### [Source information]

########

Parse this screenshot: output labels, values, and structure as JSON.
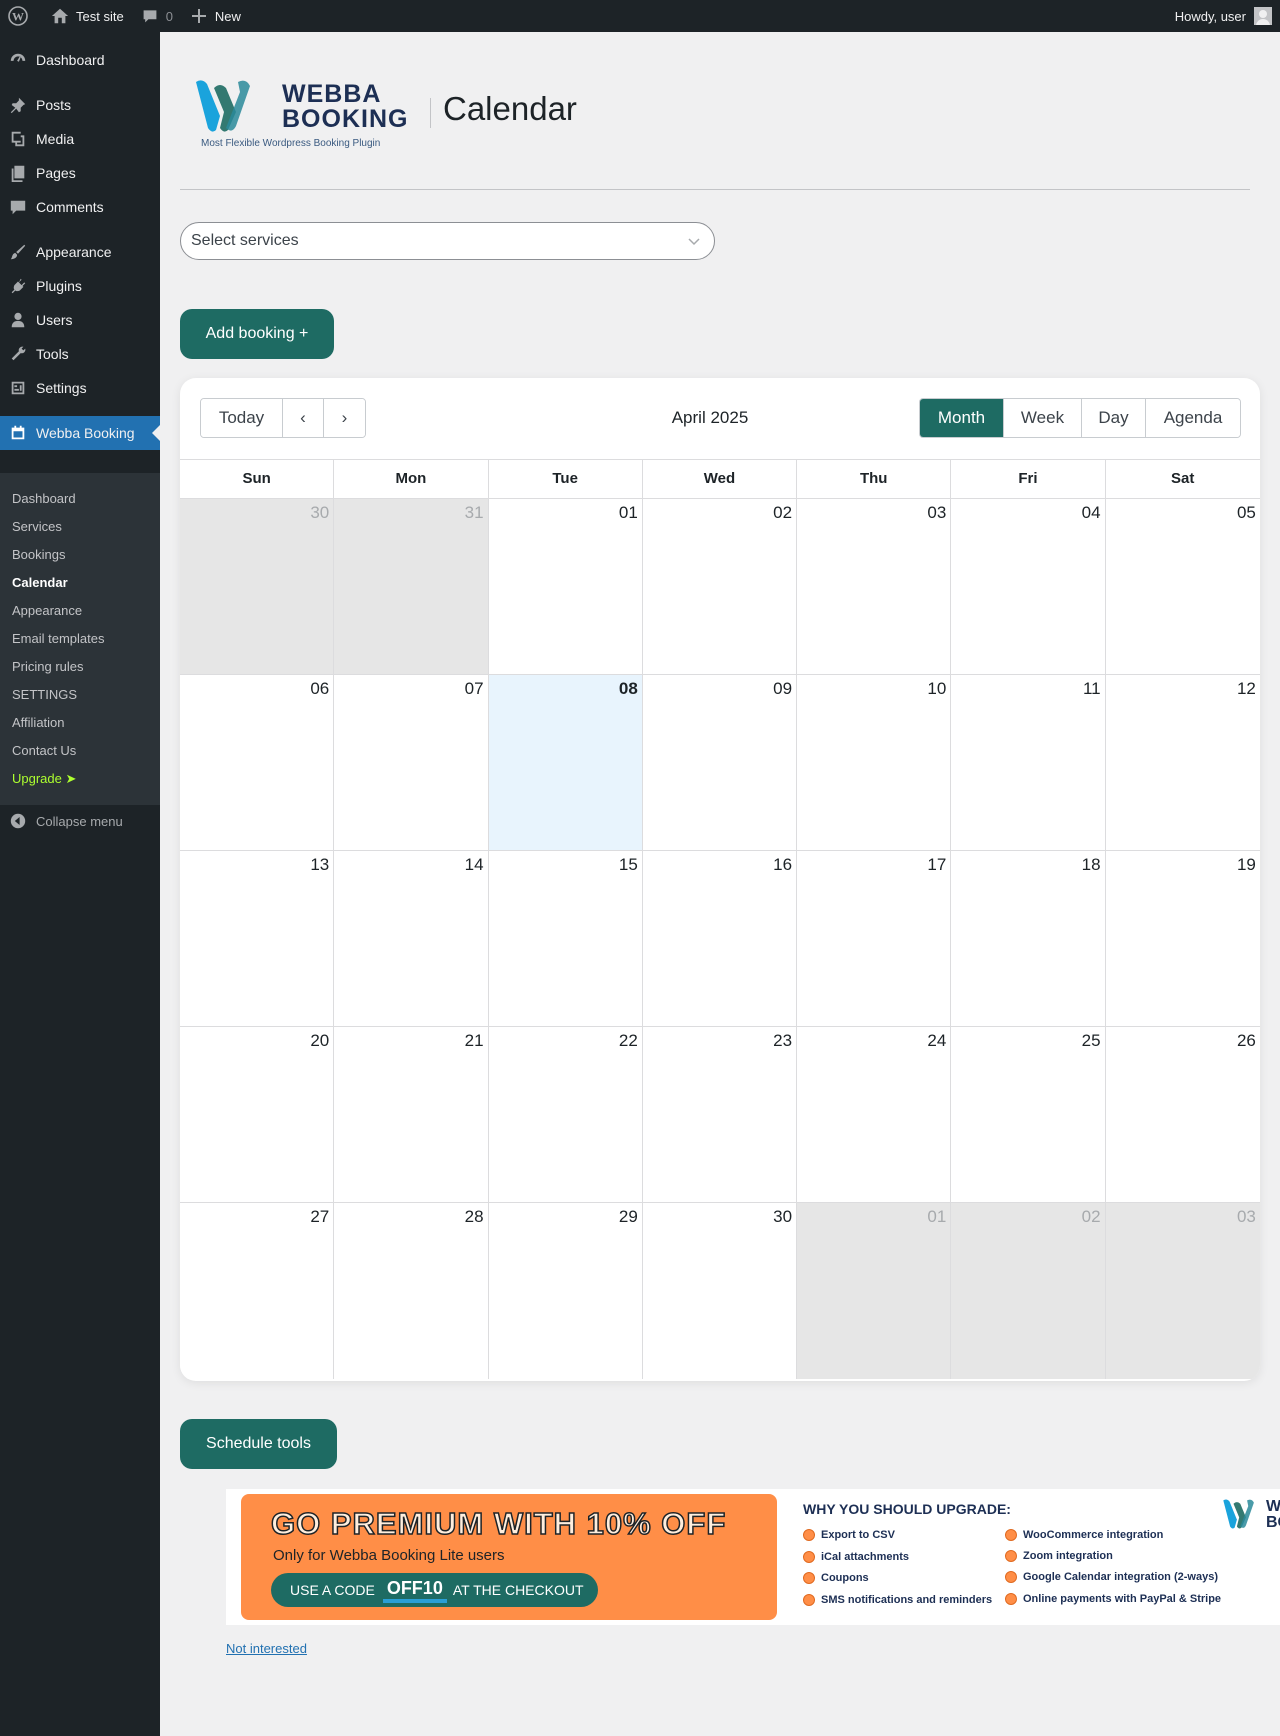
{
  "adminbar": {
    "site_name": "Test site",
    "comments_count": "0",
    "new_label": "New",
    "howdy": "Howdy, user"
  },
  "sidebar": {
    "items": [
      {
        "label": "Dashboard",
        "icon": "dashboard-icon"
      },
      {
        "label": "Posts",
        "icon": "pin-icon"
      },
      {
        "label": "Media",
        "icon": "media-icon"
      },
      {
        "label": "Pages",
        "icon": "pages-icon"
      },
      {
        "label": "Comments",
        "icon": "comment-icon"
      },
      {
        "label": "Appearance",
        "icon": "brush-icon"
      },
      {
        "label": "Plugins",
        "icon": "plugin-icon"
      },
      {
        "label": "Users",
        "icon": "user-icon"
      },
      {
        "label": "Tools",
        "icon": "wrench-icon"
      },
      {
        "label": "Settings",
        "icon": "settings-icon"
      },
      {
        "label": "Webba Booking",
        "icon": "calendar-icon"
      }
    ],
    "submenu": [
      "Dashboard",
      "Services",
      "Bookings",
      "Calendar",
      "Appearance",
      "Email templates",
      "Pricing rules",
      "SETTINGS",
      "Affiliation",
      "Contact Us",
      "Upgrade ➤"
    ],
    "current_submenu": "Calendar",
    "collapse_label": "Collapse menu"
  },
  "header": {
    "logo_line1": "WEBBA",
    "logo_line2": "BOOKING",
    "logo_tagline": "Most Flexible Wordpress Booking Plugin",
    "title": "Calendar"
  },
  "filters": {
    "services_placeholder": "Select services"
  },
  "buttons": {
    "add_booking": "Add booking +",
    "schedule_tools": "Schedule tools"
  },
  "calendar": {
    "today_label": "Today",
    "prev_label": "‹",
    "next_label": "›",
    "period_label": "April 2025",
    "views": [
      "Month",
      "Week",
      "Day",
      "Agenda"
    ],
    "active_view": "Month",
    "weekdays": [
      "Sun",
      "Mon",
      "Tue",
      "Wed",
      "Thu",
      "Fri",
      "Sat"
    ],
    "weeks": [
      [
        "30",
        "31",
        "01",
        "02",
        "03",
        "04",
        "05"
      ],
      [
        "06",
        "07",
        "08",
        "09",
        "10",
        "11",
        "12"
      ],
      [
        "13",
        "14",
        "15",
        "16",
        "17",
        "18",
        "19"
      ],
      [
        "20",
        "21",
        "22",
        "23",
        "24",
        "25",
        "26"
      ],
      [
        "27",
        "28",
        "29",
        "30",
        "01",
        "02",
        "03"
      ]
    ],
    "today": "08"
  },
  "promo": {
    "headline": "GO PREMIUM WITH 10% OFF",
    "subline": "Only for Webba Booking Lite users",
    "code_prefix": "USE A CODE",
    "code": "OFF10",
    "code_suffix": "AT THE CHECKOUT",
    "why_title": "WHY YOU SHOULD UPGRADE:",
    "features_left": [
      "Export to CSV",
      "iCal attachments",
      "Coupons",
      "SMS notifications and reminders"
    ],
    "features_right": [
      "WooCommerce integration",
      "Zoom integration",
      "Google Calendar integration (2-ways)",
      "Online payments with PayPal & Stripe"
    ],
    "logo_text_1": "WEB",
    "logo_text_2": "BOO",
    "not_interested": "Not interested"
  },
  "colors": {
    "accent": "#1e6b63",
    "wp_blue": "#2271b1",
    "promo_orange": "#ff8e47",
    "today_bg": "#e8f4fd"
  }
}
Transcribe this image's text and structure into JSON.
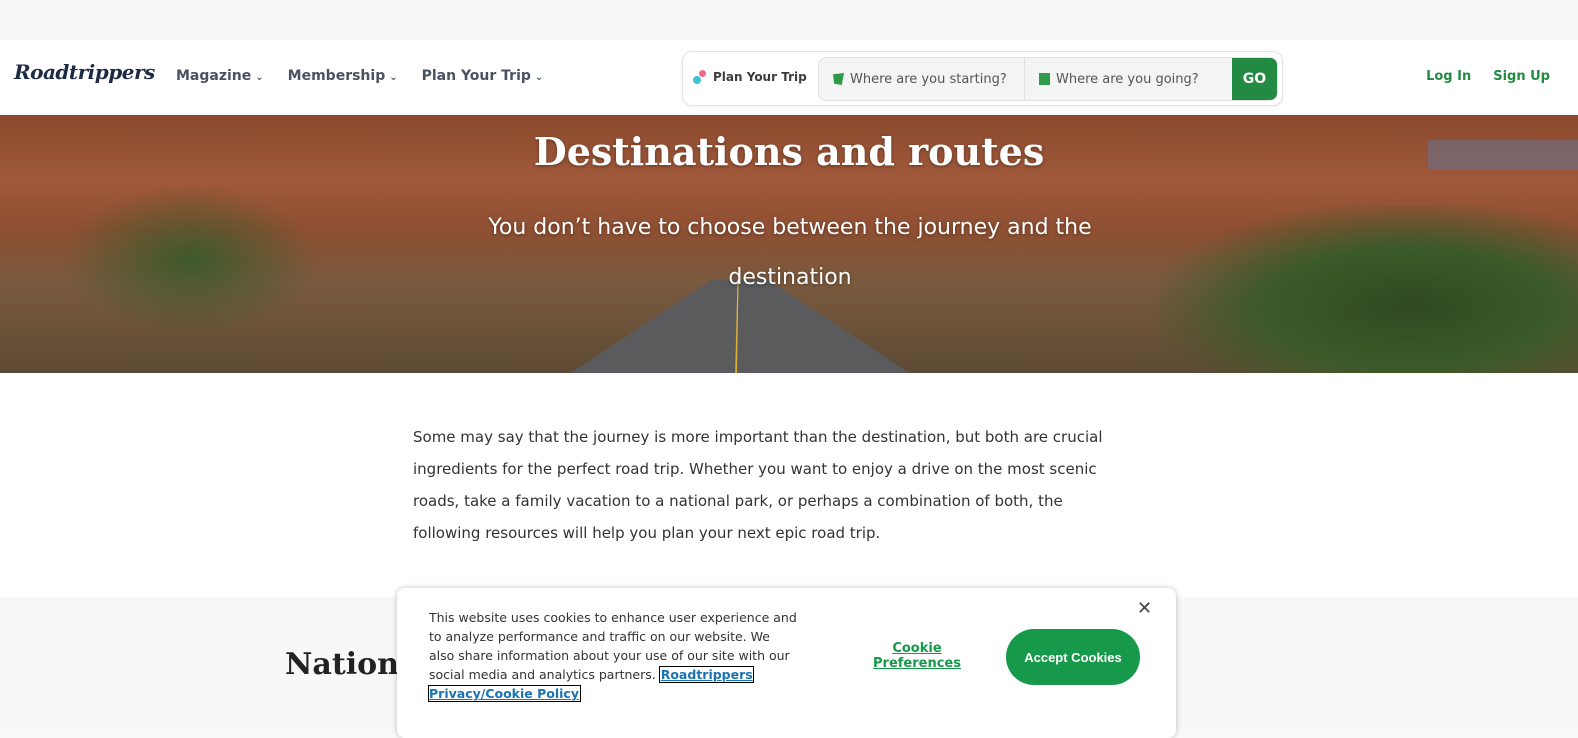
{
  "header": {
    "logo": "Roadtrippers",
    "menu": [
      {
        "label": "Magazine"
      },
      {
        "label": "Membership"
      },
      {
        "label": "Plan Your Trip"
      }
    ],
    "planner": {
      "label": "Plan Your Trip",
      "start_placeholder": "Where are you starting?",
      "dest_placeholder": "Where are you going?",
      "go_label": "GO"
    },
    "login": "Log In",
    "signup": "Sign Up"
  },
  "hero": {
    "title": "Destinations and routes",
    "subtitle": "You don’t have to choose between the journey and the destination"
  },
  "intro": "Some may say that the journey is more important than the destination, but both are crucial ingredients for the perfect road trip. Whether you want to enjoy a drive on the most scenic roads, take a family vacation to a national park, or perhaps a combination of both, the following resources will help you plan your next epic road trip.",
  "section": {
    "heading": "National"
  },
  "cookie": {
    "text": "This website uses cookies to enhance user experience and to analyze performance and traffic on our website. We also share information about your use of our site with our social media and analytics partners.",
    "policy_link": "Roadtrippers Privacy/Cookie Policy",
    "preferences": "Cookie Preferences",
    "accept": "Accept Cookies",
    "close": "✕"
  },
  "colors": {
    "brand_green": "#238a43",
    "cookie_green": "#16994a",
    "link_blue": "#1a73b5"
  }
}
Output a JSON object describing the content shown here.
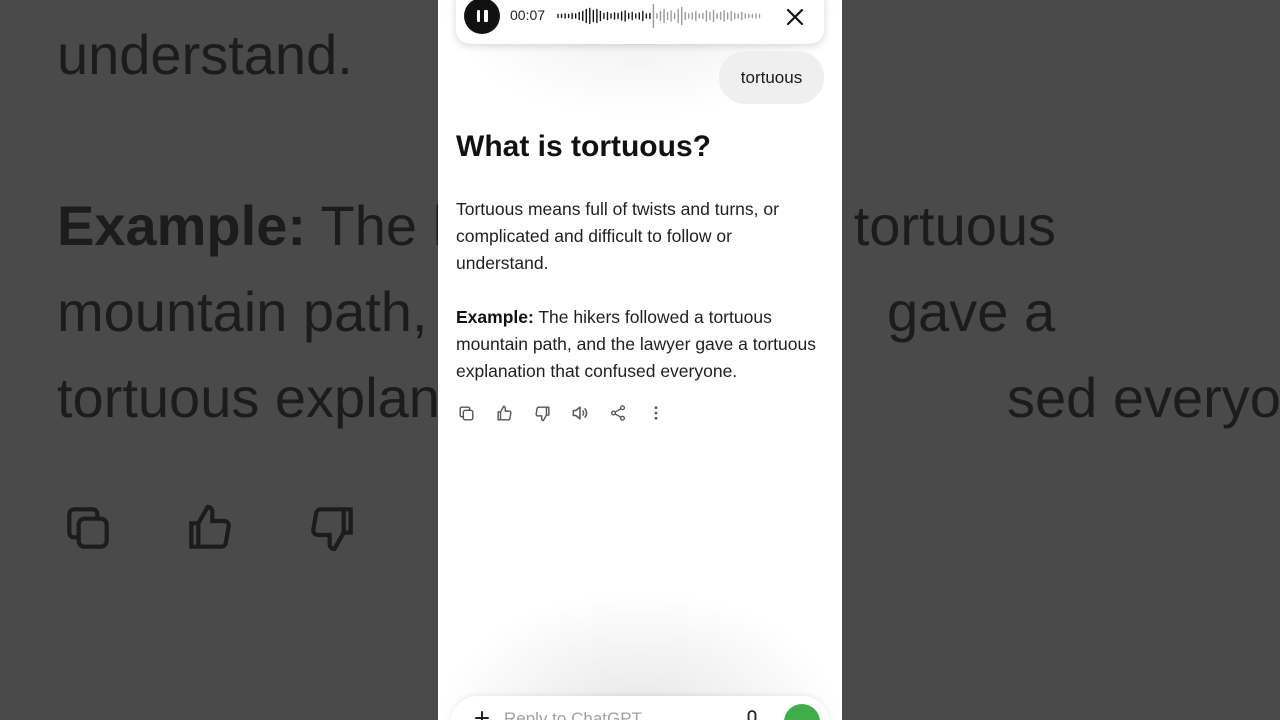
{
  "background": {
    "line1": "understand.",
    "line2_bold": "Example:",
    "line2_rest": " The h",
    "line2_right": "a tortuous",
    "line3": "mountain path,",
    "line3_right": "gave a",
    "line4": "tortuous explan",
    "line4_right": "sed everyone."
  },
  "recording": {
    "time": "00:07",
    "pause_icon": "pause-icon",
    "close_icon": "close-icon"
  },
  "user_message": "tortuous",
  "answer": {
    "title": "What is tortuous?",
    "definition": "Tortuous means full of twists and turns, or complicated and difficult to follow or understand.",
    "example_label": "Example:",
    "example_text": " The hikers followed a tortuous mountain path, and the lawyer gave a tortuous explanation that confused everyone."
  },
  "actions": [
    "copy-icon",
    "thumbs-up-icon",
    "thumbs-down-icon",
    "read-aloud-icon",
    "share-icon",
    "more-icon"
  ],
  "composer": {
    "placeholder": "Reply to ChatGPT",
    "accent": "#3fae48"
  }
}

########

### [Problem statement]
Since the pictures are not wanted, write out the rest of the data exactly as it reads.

### [Solution for this problem]
Parse this screenshot: output labels, values, and structure as JSON.
{
  "adminbar": {
    "site_name": "Test site",
    "comments_count": "0",
    "new_label": "New",
    "howdy": "Howdy, user"
  },
  "sidebar": {
    "items": [
      {
        "label": "Dashboard",
        "icon": "dashboard-icon"
      },
      {
        "label": "Posts",
        "icon": "pin-icon"
      },
      {
        "label": "Media",
        "icon": "media-icon"
      },
      {
        "label": "Pages",
        "icon": "pages-icon"
      },
      {
        "label": "Comments",
        "icon": "comment-icon"
      },
      {
        "label": "Appearance",
        "icon": "brush-icon"
      },
      {
        "label": "Plugins",
        "icon": "plugin-icon"
      },
      {
        "label": "Users",
        "icon": "user-icon"
      },
      {
        "label": "Tools",
        "icon": "wrench-icon"
      },
      {
        "label": "Settings",
        "icon": "settings-icon"
      },
      {
        "label": "Webba Booking",
        "icon": "calendar-icon"
      }
    ],
    "submenu": [
      "Dashboard",
      "Services",
      "Bookings",
      "Calendar",
      "Appearance",
      "Email templates",
      "Pricing rules",
      "SETTINGS",
      "Affiliation",
      "Contact Us",
      "Upgrade ➤"
    ],
    "current_submenu": "Calendar",
    "collapse_label": "Collapse menu"
  },
  "header": {
    "logo_line1": "WEBBA",
    "logo_line2": "BOOKING",
    "logo_tagline": "Most Flexible Wordpress Booking Plugin",
    "title": "Calendar"
  },
  "filters": {
    "services_placeholder": "Select services"
  },
  "buttons": {
    "add_booking": "Add booking +",
    "schedule_tools": "Schedule tools"
  },
  "calendar": {
    "today_label": "Today",
    "prev_label": "‹",
    "next_label": "›",
    "period_label": "April 2025",
    "views": [
      "Month",
      "Week",
      "Day",
      "Agenda"
    ],
    "active_view": "Month",
    "weekdays": [
      "Sun",
      "Mon",
      "Tue",
      "Wed",
      "Thu",
      "Fri",
      "Sat"
    ],
    "weeks": [
      [
        "30",
        "31",
        "01",
        "02",
        "03",
        "04",
        "05"
      ],
      [
        "06",
        "07",
        "08",
        "09",
        "10",
        "11",
        "12"
      ],
      [
        "13",
        "14",
        "15",
        "16",
        "17",
        "18",
        "19"
      ],
      [
        "20",
        "21",
        "22",
        "23",
        "24",
        "25",
        "26"
      ],
      [
        "27",
        "28",
        "29",
        "30",
        "01",
        "02",
        "03"
      ]
    ],
    "today": "08"
  },
  "promo": {
    "headline": "GO PREMIUM WITH 10% OFF",
    "subline": "Only for Webba Booking Lite users",
    "code_prefix": "USE A CODE",
    "code": "OFF10",
    "code_suffix": "AT THE CHECKOUT",
    "why_title": "WHY YOU SHOULD UPGRADE:",
    "features_left": [
      "Export to CSV",
      "iCal attachments",
      "Coupons",
      "SMS notifications and reminders"
    ],
    "features_right": [
      "WooCommerce integration",
      "Zoom integration",
      "Google Calendar integration (2-ways)",
      "Online payments with PayPal & Stripe"
    ],
    "logo_text_1": "WEB",
    "logo_text_2": "BOO",
    "not_interested": "Not interested"
  },
  "colors": {
    "accent": "#1e6b63",
    "wp_blue": "#2271b1",
    "promo_orange": "#ff8e47",
    "today_bg": "#e8f4fd"
  }
}
Transcribe this image's text and structure into JSON.
{
  "header": {
    "logo": "Roadtrippers",
    "menu": [
      {
        "label": "Magazine"
      },
      {
        "label": "Membership"
      },
      {
        "label": "Plan Your Trip"
      }
    ],
    "planner": {
      "label": "Plan Your Trip",
      "start_placeholder": "Where are you starting?",
      "dest_placeholder": "Where are you going?",
      "go_label": "GO"
    },
    "login": "Log In",
    "signup": "Sign Up"
  },
  "hero": {
    "title": "Destinations and routes",
    "subtitle": "You don’t have to choose between the journey and the destination"
  },
  "intro": "Some may say that the journey is more important than the destination, but both are crucial ingredients for the perfect road trip. Whether you want to enjoy a drive on the most scenic roads, take a family vacation to a national park, or perhaps a combination of both, the following resources will help you plan your next epic road trip.",
  "section": {
    "heading": "National"
  },
  "cookie": {
    "text": "This website uses cookies to enhance user experience and to analyze performance and traffic on our website. We also share information about your use of our site with our social media and analytics partners.",
    "policy_link": "Roadtrippers Privacy/Cookie Policy",
    "preferences": "Cookie Preferences",
    "accept": "Accept Cookies",
    "close": "✕"
  },
  "colors": {
    "brand_green": "#238a43",
    "cookie_green": "#16994a",
    "link_blue": "#1a73b5"
  }
}
Output a JSON object describing the content shown here.
{
  "background": {
    "line1": "understand.",
    "line2_bold": "Example:",
    "line2_rest": " The h",
    "line2_right": "a tortuous",
    "line3": "mountain path,",
    "line3_right": "gave a",
    "line4": "tortuous explan",
    "line4_right": "sed everyone."
  },
  "recording": {
    "time": "00:07",
    "pause_icon": "pause-icon",
    "close_icon": "close-icon"
  },
  "user_message": "tortuous",
  "answer": {
    "title": "What is tortuous?",
    "definition": "Tortuous means full of twists and turns, or complicated and difficult to follow or understand.",
    "example_label": "Example:",
    "example_text": " The hikers followed a tortuous mountain path, and the lawyer gave a tortuous explanation that confused everyone."
  },
  "actions": [
    "copy-icon",
    "thumbs-up-icon",
    "thumbs-down-icon",
    "read-aloud-icon",
    "share-icon",
    "more-icon"
  ],
  "composer": {
    "placeholder": "Reply to ChatGPT",
    "accent": "#3fae48"
  }
}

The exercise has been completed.